### Problem requirements
Only lines containing the string "icon" belong in the answer; copy all of them from the entries.

### Entries taken from a collection
Segment Open
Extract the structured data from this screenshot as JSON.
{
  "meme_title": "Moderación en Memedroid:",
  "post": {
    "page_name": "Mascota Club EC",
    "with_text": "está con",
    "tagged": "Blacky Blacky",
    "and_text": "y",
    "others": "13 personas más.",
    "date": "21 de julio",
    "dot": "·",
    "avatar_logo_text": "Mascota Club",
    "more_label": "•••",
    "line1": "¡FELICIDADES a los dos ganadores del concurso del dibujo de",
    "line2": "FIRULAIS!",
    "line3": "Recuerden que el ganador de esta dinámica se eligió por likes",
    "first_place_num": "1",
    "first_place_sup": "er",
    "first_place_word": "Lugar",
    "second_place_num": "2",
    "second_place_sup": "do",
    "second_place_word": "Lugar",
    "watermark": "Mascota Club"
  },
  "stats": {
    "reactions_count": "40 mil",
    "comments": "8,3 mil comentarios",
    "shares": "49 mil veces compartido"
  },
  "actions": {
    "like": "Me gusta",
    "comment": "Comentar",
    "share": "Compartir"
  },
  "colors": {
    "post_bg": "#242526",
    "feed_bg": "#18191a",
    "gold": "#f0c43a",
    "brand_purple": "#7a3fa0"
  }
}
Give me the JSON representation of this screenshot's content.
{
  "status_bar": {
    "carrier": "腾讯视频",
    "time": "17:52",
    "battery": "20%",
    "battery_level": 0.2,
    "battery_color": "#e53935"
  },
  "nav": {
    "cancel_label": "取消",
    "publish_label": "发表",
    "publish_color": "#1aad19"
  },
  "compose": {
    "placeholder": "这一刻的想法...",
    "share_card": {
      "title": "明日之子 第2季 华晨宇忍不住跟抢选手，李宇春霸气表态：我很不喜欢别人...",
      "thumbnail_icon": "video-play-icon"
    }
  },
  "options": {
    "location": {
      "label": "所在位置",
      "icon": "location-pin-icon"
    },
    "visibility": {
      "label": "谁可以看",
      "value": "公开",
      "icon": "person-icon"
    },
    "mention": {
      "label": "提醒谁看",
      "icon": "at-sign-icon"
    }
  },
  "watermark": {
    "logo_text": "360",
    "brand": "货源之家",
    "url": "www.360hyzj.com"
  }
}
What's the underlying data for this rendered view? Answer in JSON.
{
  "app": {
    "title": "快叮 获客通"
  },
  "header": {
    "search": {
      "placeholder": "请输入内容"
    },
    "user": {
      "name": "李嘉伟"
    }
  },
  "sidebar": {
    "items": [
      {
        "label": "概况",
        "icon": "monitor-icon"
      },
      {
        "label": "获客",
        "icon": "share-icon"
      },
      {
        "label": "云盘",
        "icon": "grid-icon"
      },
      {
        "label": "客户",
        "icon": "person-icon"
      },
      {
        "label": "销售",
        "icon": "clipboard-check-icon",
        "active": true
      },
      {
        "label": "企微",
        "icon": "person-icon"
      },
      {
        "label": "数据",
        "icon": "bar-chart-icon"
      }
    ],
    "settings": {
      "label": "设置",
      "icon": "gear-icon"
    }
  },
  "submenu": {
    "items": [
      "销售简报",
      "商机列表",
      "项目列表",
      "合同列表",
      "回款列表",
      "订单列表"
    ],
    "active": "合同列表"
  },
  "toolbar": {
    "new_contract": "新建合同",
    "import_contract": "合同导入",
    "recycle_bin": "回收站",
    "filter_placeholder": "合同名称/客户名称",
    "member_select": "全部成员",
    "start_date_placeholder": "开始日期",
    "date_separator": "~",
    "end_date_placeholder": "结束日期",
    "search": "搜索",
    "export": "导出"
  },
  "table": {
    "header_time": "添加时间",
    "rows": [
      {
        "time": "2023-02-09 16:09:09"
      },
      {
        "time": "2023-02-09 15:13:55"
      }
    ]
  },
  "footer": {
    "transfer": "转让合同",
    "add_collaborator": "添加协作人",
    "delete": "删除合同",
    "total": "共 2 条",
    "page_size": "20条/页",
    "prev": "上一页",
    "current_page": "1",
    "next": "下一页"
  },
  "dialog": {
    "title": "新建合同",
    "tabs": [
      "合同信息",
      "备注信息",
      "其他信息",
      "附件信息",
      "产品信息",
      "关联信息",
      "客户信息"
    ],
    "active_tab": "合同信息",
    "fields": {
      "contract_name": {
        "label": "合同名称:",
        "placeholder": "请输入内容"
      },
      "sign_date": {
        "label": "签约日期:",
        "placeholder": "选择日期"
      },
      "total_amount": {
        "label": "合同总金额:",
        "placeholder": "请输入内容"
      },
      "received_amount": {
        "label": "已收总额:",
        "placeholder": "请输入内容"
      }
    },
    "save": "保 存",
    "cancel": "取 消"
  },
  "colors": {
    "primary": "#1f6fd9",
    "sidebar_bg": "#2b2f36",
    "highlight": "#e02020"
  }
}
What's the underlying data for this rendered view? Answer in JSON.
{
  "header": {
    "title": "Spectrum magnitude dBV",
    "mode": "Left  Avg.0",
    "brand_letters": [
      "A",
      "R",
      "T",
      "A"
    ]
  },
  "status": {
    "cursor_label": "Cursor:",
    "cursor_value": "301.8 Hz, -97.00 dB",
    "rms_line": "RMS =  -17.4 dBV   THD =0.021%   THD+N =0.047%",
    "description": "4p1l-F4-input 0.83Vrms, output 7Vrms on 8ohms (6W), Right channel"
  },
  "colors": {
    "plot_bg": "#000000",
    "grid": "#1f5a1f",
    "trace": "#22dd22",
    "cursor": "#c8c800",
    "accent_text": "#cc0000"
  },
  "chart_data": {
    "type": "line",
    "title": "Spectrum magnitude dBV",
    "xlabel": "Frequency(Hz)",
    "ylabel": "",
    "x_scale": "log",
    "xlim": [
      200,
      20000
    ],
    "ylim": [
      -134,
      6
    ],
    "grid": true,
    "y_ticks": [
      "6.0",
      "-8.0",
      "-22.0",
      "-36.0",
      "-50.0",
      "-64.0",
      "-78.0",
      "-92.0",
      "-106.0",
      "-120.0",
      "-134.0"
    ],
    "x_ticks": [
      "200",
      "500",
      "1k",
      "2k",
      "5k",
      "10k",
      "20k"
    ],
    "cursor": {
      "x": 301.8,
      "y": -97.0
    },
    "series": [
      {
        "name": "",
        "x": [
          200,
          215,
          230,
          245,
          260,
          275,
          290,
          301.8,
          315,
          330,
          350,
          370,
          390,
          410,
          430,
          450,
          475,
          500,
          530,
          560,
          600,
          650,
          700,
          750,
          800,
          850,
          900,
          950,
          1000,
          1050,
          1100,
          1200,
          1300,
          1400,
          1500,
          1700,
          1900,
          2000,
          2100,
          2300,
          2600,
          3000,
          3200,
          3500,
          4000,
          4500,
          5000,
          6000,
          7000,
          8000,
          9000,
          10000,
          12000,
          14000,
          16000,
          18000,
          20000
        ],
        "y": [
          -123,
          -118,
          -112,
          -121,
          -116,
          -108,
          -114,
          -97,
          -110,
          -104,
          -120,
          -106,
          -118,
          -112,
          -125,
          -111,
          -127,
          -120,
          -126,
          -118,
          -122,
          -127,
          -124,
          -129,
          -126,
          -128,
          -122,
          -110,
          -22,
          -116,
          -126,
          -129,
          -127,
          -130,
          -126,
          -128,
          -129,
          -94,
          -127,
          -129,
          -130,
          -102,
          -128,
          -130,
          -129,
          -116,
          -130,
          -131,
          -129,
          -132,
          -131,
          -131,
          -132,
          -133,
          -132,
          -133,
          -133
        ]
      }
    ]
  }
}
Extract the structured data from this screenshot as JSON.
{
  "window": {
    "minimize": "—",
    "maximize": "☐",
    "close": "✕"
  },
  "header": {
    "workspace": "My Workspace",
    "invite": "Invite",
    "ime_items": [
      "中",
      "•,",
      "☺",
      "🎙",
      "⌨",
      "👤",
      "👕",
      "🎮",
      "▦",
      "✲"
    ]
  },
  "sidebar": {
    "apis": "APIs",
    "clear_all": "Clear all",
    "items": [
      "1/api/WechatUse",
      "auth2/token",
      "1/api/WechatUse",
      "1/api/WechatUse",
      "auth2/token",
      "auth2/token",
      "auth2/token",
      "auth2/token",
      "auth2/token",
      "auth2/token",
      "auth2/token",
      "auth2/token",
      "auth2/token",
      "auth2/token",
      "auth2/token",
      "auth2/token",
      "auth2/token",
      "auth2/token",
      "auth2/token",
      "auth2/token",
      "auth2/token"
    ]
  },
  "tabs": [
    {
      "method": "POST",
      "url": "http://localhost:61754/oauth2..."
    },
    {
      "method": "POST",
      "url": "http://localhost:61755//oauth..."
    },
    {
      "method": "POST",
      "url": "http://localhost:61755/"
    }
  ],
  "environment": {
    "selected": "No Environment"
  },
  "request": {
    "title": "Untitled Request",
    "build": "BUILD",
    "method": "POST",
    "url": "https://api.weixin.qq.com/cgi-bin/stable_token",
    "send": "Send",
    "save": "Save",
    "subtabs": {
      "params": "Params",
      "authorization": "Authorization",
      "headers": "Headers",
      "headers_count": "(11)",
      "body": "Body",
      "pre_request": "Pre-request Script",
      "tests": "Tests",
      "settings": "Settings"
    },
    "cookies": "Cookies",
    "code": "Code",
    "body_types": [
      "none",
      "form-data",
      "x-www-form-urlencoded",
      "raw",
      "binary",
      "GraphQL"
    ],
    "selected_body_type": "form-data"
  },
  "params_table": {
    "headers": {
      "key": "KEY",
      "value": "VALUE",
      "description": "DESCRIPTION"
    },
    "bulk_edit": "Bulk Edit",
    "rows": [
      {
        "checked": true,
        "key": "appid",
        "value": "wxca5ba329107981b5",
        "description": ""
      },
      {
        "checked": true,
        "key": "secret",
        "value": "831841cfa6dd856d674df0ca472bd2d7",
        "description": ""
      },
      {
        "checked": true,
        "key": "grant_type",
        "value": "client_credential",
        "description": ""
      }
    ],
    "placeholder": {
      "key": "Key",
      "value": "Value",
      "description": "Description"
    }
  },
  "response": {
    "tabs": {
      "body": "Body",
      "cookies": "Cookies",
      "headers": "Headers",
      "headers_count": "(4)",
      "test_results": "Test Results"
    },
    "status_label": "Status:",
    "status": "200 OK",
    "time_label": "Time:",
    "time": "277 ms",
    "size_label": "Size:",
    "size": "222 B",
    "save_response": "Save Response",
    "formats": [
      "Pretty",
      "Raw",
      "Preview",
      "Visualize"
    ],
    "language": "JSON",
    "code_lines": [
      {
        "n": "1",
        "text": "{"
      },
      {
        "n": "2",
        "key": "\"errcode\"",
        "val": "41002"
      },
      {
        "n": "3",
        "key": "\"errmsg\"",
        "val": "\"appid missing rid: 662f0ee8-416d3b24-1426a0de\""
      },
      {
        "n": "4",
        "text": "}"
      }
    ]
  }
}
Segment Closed
### Your response
      "thumbnail_icon": "video-play-icon"
      "icon": "location-pin-icon"
      "icon": "person-icon"
      "icon": "at-sign-icon"
        "icon": "monitor-icon"
        "icon": "share-icon"
        "icon": "grid-icon"
        "icon": "person-icon"
        "icon": "clipboard-check-icon",
        "icon": "person-icon"
        "icon": "bar-chart-icon"
      "icon": "gear-icon"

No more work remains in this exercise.